[What you are asked to do] In your answer, give each entry again exactly as it appears.

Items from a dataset
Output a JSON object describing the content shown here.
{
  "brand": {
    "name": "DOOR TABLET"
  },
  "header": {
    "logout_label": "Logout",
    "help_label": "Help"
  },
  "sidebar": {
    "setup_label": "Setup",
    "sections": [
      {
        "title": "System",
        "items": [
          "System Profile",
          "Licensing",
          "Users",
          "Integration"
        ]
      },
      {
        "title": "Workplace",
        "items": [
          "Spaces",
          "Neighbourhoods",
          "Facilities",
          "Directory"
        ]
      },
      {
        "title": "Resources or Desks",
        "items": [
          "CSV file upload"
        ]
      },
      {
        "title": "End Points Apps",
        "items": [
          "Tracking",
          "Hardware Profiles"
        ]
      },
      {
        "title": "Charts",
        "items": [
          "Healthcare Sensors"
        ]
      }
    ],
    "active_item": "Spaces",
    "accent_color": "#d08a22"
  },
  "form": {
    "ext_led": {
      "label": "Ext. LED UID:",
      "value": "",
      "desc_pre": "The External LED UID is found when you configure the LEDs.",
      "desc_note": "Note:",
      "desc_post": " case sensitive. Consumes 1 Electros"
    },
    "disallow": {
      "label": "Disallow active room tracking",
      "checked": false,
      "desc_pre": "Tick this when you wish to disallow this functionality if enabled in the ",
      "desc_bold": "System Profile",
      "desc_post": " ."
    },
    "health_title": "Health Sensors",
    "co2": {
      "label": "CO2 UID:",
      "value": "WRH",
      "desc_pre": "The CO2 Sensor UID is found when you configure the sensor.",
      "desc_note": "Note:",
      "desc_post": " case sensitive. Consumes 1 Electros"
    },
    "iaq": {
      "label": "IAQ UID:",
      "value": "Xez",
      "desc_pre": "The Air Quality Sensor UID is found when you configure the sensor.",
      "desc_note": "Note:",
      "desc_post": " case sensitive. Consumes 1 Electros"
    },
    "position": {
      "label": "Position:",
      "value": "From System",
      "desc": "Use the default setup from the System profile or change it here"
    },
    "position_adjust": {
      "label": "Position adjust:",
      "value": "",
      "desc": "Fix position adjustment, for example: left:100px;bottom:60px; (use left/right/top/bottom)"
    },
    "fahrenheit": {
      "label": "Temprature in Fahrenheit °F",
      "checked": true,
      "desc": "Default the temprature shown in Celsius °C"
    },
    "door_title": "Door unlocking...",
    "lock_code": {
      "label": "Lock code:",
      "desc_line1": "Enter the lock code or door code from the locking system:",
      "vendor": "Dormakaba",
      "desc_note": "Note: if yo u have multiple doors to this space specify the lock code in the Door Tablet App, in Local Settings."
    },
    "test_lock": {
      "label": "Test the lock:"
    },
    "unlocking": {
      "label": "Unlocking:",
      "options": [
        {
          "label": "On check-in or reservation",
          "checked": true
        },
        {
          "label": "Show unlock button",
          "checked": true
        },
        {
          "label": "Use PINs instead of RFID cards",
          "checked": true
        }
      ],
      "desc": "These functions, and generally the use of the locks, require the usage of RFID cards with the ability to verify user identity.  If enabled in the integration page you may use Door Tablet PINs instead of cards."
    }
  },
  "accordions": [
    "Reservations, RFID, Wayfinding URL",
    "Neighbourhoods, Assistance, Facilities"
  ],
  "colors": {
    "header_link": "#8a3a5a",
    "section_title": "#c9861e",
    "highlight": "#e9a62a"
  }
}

[Solution for this exercise]
Output a JSON object describing the content shown here.
{
  "brand": {
    "name": "DOOR TABLET"
  },
  "header": {
    "logout_label": "Logout",
    "help_label": "Help"
  },
  "sidebar": {
    "setup_label": "Setup",
    "sections": [
      {
        "title": "System",
        "items": [
          "System Profile",
          "Licensing",
          "Users",
          "Integration"
        ]
      },
      {
        "title": "Workplace",
        "items": [
          "Spaces",
          "Neighbourhoods",
          "Facilities",
          "Directory"
        ]
      },
      {
        "title": "Resources or Desks",
        "items": [
          "CSV file upload"
        ]
      },
      {
        "title": "End Points Apps",
        "items": [
          "Tracking",
          "Hardware Profiles"
        ]
      },
      {
        "title": "Charts",
        "items": [
          "Healthcare Sensors"
        ]
      }
    ],
    "active_item": "Spaces",
    "accent_color": "#d08a22"
  },
  "form": {
    "ext_led": {
      "label": "Ext. LED UID:",
      "value": "",
      "desc_pre": "The External LED UID is found when you configure the LEDs.",
      "desc_note": "Note:",
      "desc_post": " case sensitive. Consumes 1 Electros"
    },
    "disallow": {
      "label": "Disallow active room tracking",
      "checked": false,
      "desc_pre": "Tick this when you wish to disallow this functionality if enabled in the ",
      "desc_bold": "System Profile",
      "desc_post": " ."
    },
    "health_title": "Health Sensors",
    "co2": {
      "label": "CO2 UID:",
      "value": "WRH",
      "desc_pre": "The CO2 Sensor UID is found when you configure the sensor.",
      "desc_note": "Note:",
      "desc_post": " case sensitive. Consumes 1 Electros"
    },
    "iaq": {
      "label": "IAQ UID:",
      "value": "Xez",
      "desc_pre": "The Air Quality Sensor UID is found when you configure the sensor.",
      "desc_note": "Note:",
      "desc_post": " case sensitive. Consumes 1 Electros"
    },
    "position": {
      "label": "Position:",
      "value": "From System",
      "desc": "Use the default setup from the System profile or change it here"
    },
    "position_adjust": {
      "label": "Position adjust:",
      "value": "",
      "desc": "Fix position adjustment, for example: left:100px;bottom:60px; (use left/right/top/bottom)"
    },
    "fahrenheit": {
      "label": "Temprature in Fahrenheit °F",
      "checked": true,
      "desc": "Default the temprature shown in Celsius °C"
    },
    "door_title": "Door unlocking...",
    "lock_code": {
      "label": "Lock code:",
      "desc_line1": "Enter the lock code or door code from the locking system:",
      "vendor": "Dormakaba",
      "desc_note": "Note: if yo u have multiple doors to this space specify the lock code in the Door Tablet App, in Local Settings."
    },
    "test_lock": {
      "label": "Test the lock:"
    },
    "unlocking": {
      "label": "Unlocking:",
      "options": [
        {
          "label": "On check-in or reservation",
          "checked": true
        },
        {
          "label": "Show unlock button",
          "checked": true
        },
        {
          "label": "Use PINs instead of RFID cards",
          "checked": true
        }
      ],
      "desc": "These functions, and generally the use of the locks, require the usage of RFID cards with the ability to verify user identity.  If enabled in the integration page you may use Door Tablet PINs instead of cards."
    }
  },
  "accordions": [
    "Reservations, RFID, Wayfinding URL",
    "Neighbourhoods, Assistance, Facilities"
  ],
  "colors": {
    "header_link": "#8a3a5a",
    "section_title": "#c9861e",
    "highlight": "#e9a62a"
  }
}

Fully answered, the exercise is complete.